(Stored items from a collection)
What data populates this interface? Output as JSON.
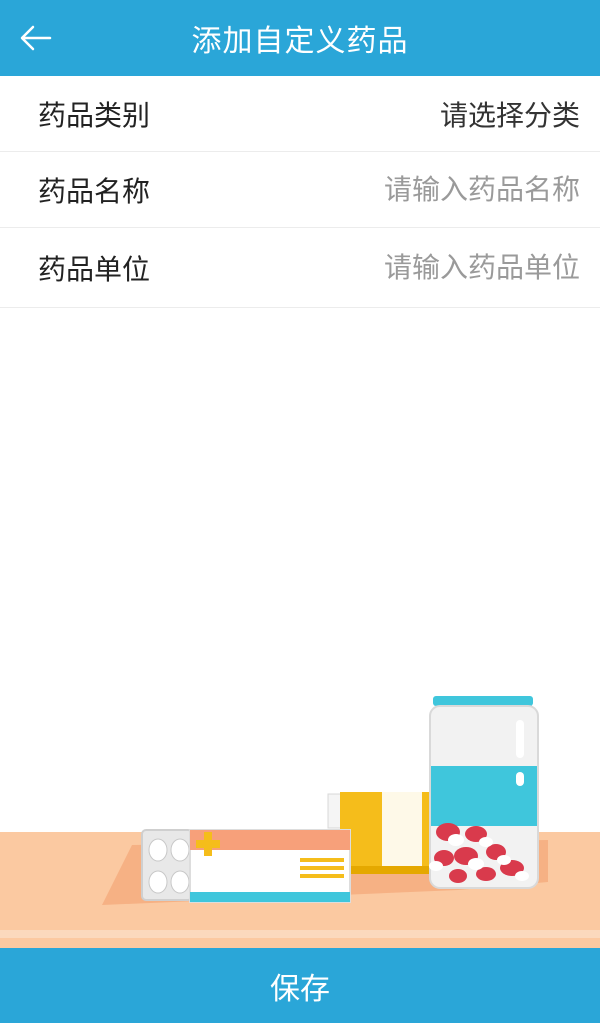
{
  "header": {
    "title": "添加自定义药品",
    "back_icon": "back-arrow-icon"
  },
  "form": {
    "category": {
      "label": "药品类别",
      "value": "请选择分类"
    },
    "name": {
      "label": "药品名称",
      "placeholder": "请输入药品名称",
      "value": ""
    },
    "unit": {
      "label": "药品单位",
      "placeholder": "请输入药品单位",
      "value": ""
    }
  },
  "footer": {
    "save_label": "保存"
  },
  "colors": {
    "primary": "#2aa6d8",
    "table": "#fbc9a1",
    "bottle_teal": "#3fc6dc",
    "box_orange": "#f7a07a",
    "box_yellow": "#f5bd1b",
    "pill_red": "#d93a4c"
  }
}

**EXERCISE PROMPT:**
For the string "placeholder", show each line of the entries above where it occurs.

**ANSWER BOX:**
      "placeholder": "请输入药品名称",
      "placeholder": "请输入药品单位",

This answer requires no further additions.